Struts vs Shocks and How to Test
Modern vehicles benefit from many technological and engineering innovations designed to make them safer and more reliable. In addition, most modern cars, trucks, and SUVs provide drivers with an extremely smooth and comfortable ride, especially when compared to the rough ride common with early motor vehicles. The smooth ride is caused in large part by two key components: shock absorbers and struts.
Shocks and struts, including air shocks, have several key functions, including maintaining contact between the tires and the road, preventing the car from leaning and swaying during turns, and absorbing the impact of a speed bump or pothole. However, while both shocks and struts are key to vehicle safety and comfort, they are two distinct parts.
The difference between shocks and struts is described in the following sections outlining the functionality of both parts, the features distinguishing them from one another, and signs indicating they should be replaced.
What Is A Shock Absorber?
The shock absorber is the first line of defense against cracked pavement, rocky dirt roads, and other uneven surfaces. Contrary to popular opinion, shocks do not actually support the weight of the vehicle, but they slow down and reduce road vibrations of the road by a process known as dampening. In essence, a shock absorber is similar to an oil pump located between the frame of the car and the wheels. The key components of the shock absorber are piston, coil, and hydraulic fluid. When a car’s wheel dips, the shock initiates a compression cycle, and a piston exerts pressure on hydraulic fluid in the upper chamber of the device. The fluid serves to slow the coil as it relaxes back into place, helping prevent what the driver might describe as a bumpy ride.
What Is A Strut?

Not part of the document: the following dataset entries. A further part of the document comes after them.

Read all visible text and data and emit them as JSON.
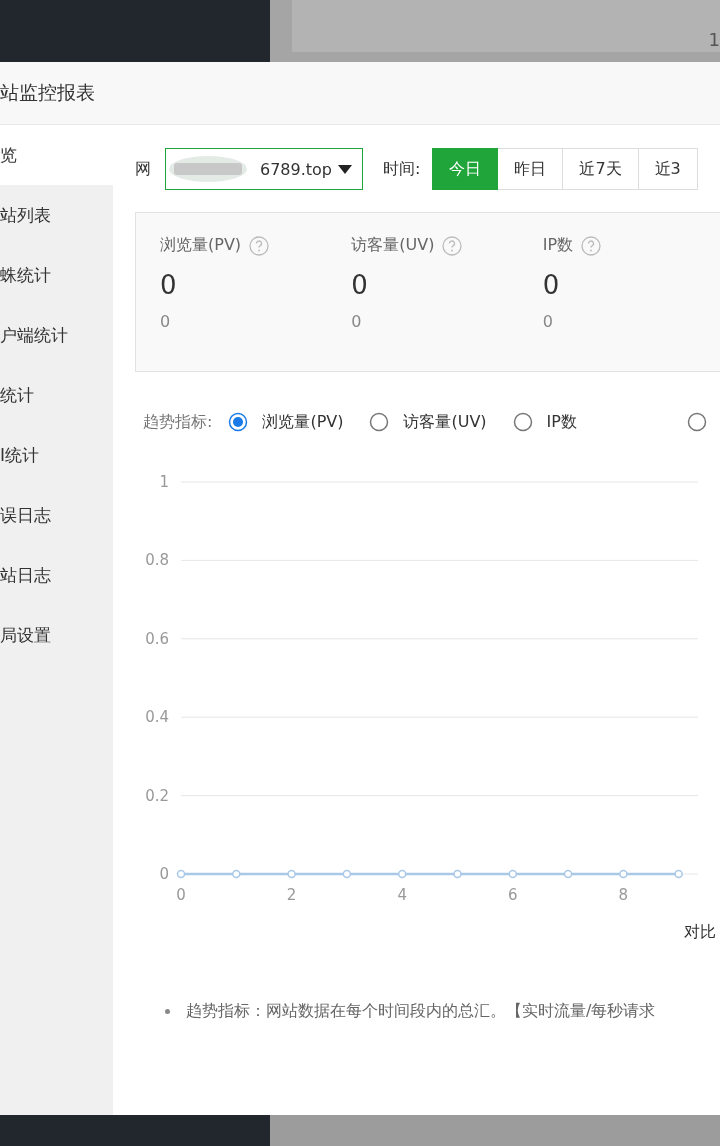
{
  "background": {
    "panel_text": "1"
  },
  "modal": {
    "title": "站监控报表",
    "nav": [
      {
        "label": "览",
        "selected": true
      },
      {
        "label": "站列表",
        "selected": false
      },
      {
        "label": "蛛统计",
        "selected": false
      },
      {
        "label": "户端统计",
        "selected": false
      },
      {
        "label": "统计",
        "selected": false
      },
      {
        "label": "I统计",
        "selected": false
      },
      {
        "label": "误日志",
        "selected": false
      },
      {
        "label": "站日志",
        "selected": false
      },
      {
        "label": "局设置",
        "selected": false
      }
    ],
    "site": {
      "label": "网",
      "value": "6789.top"
    },
    "time": {
      "label": "时间:",
      "options": [
        {
          "label": "今日",
          "selected": true
        },
        {
          "label": "昨日",
          "selected": false
        },
        {
          "label": "近7天",
          "selected": false
        },
        {
          "label": "近3",
          "selected": false
        }
      ]
    },
    "stats": [
      {
        "label": "浏览量(PV)",
        "value": "0",
        "sub": "0"
      },
      {
        "label": "访客量(UV)",
        "value": "0",
        "sub": "0"
      },
      {
        "label": "IP数",
        "value": "0",
        "sub": "0"
      }
    ],
    "trend": {
      "label": "趋势指标:",
      "options": [
        {
          "label": "浏览量(PV)",
          "selected": true
        },
        {
          "label": "访客量(UV)",
          "selected": false
        },
        {
          "label": "IP数",
          "selected": false
        },
        {
          "selected": false
        }
      ]
    },
    "chart_data": {
      "type": "line",
      "x": [
        0,
        1,
        2,
        3,
        4,
        5,
        6,
        7,
        8,
        9
      ],
      "series": [
        {
          "color": "#a9c8e8",
          "marker": "circle",
          "values": [
            0,
            0,
            0,
            0,
            0,
            0,
            0,
            0,
            0,
            0
          ]
        }
      ],
      "xticks": [
        0,
        2,
        4,
        6,
        8
      ],
      "yticks": [
        0,
        {
          "value": 0.2,
          "label": "0.2"
        },
        {
          "value": 0.4,
          "label": "0.4"
        },
        {
          "value": 0.6,
          "label": "0.6"
        },
        {
          "value": 0.8,
          "label": "0.8"
        },
        1
      ],
      "ylim": [
        0,
        1
      ],
      "xlim": [
        0,
        9.35
      ],
      "grid": true
    },
    "compare": "对比",
    "notes": [
      "趋势指标：网站数据在每个时间段内的总汇。【实时流量/每秒请求"
    ]
  }
}
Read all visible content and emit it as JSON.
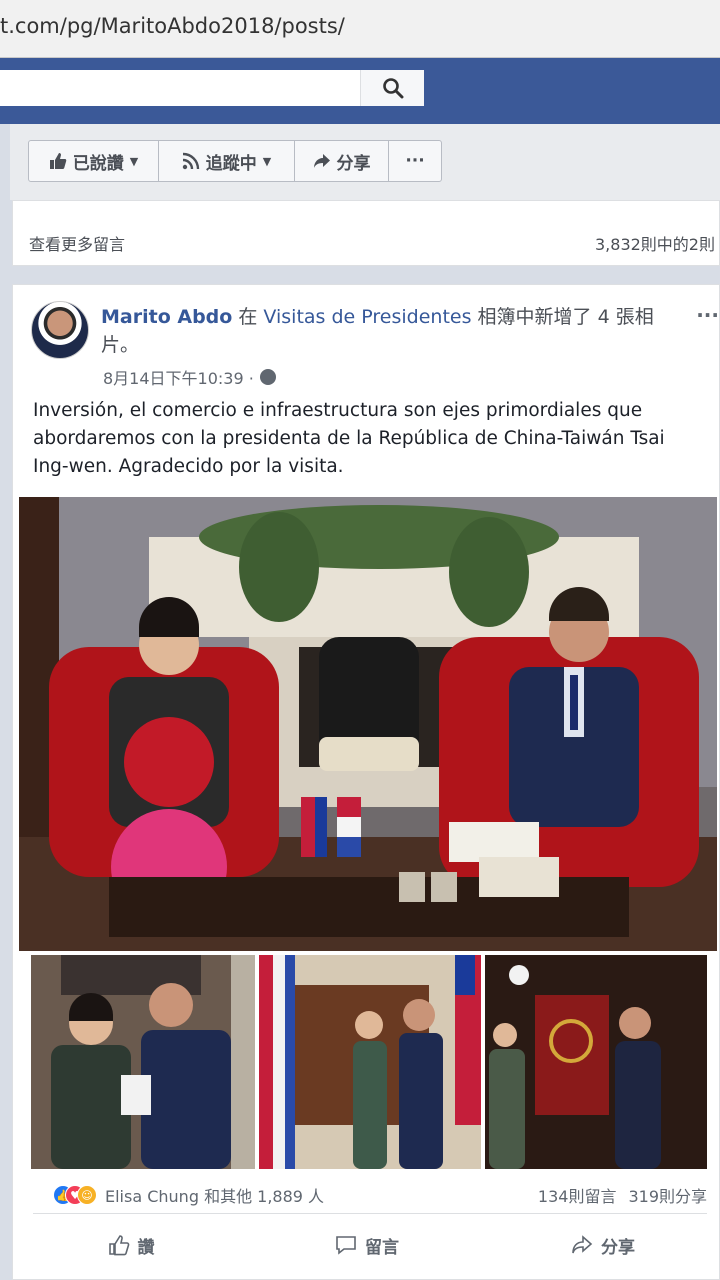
{
  "browser": {
    "url": "t.com/pg/MaritoAbdo2018/posts/"
  },
  "header": {
    "search_icon": "search-icon"
  },
  "page_actions": {
    "liked_label": "已說讚",
    "following_label": "追蹤中",
    "share_label": "分享",
    "more_label": "···"
  },
  "comments_card": {
    "view_more": "查看更多留言",
    "count": "3,832則中的2則"
  },
  "post": {
    "author": "Marito Abdo",
    "connector": " 在 ",
    "album": "Visitas de Presidentes",
    "action_text": " 相簿中新增了 4 張相片。",
    "timestamp": "8月14日下午10:39 ·",
    "more": "···",
    "text": "Inversión, el comercio e infraestructura son ejes primordiales que abordaremos con la presidenta de la República de China-Taiwán Tsai Ing-wen. Agradecido por la visita.",
    "reactions_text": "Elisa Chung 和其他 1,889 人",
    "comments_count": "134則留言",
    "shares_count": "319則分享",
    "like_label": "讚",
    "comment_label": "留言",
    "share_label": "分享"
  },
  "colors": {
    "fb_blue": "#3b5998",
    "link_blue": "#365899",
    "text_gray": "#606770"
  }
}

A strut integrates numerous suspension parts, including a shock absorber, into one assembly. These parts include the coil spring, the spring seats, the strut bearing, and the steering knuckle. Essentially, struts are advanced shock absorbers that have a couple additional functions. For example, the coil spring can support the weight of the vehicle and adjust to road irregularities like bumps, hills and valleys. In this regard, the strut functions as a standard shock absorber. However, the strut also serves as an integral part of the suspension system as well. The strut is mounted directly to the vehicle on one end, and on the other end it is attached to the vehicle’s suspension. Specifically, the struts connect the upper bearing to the lower ball joint so that the entire assembly can pivot when the vehicle is turned in any dir ection.
Shocks Vs. Struts
While shocks absorb impact, struts function to support and control the vehicle in motion. These two parts differ not only in terms of their specific functions but also their location in the vehicle. Most cars feature struts on the front and shock absorbers at the rear. Because struts are more complex, they are more expensive. Drivers should have their shocks and struts checked every 25,000 miles. Most factory recommendations advise a replacement after 60,000 miles.
How Shocks and Struts Affect Safety
The Royal Automotive Club (RAC) tested the effect on stopping distance at 50 mph and 70 mph, with automobiles fitted with rear shocks that were at 100 percent and 50 percent efficiency. The results were significant: a vehicle traveling at 50 mph stops an average of 12.3 feet shorter with new shocks. The benefit is comparable when the car travels at increased speeds. A vehicle traveling at 70 mph stops 22.6 feet shorter than a car with only 50 percent left in the shocks. The results of this particular test are clear: newer shocks mean safer vehicles. Therefore, drivers should pay attention to the signs of worn shocks and struts and have their car, truck, or SUV maintained regularly.
How To Tell If Shocks or Struts Need Replacement
There are many different indicators of worn shocks and struts, and all of them relate to the handling and braking of the vehicle in motion. Drivers should pay close attention to these factors, as worn shocks and struts are both a nuisance and a potential safety hazard. In terms of the feel of the car, vehicles that provide an excessively bouncy or stiff ride probably suffer from inadequate shock and strut support. Also, if the car has trouble taking tight corners and sways during turns, the suspension component of the strut may be worn down significantly. When applying the brakes, if the car bounces back and forth instead of coming to a quick stop, the shocks may be damaged. Another telltale sign of spent shocks is if the vehicle’s nose-dives down toward the ground once the car comes to a complete stop. In addition to these indicators, drivers can inspect their tires for visible signs of wear and tear. Specifically, if the tires have uneven wear patterns or flat spots on the surface, the problem is often related to worn shocks.
How To Test for Worn Shocks
While auto professionals have sophisticated equipment to test shocks and struts, drivers can apply the bounce test to a stationary vehicle in their garage or driveway to test the amount of life left in these parts. To perform a bounce test, push down on the rear fender of the vehicle and rock the vehicle up and down several times, and then release pressure. If the vehicle makes just one more bounce on its own before settling down, the shocks are in proper working condition. However, if the vehicle bounces several times before coming to a complete stop, the shocks or struts may need to be replaced.
One additional factor to pay attention to is the sound of the vehicle while it is bouncing up and down. If there is a knocking or tapping sound, it probably means that there is a loose piston or worn piston shaft bushing.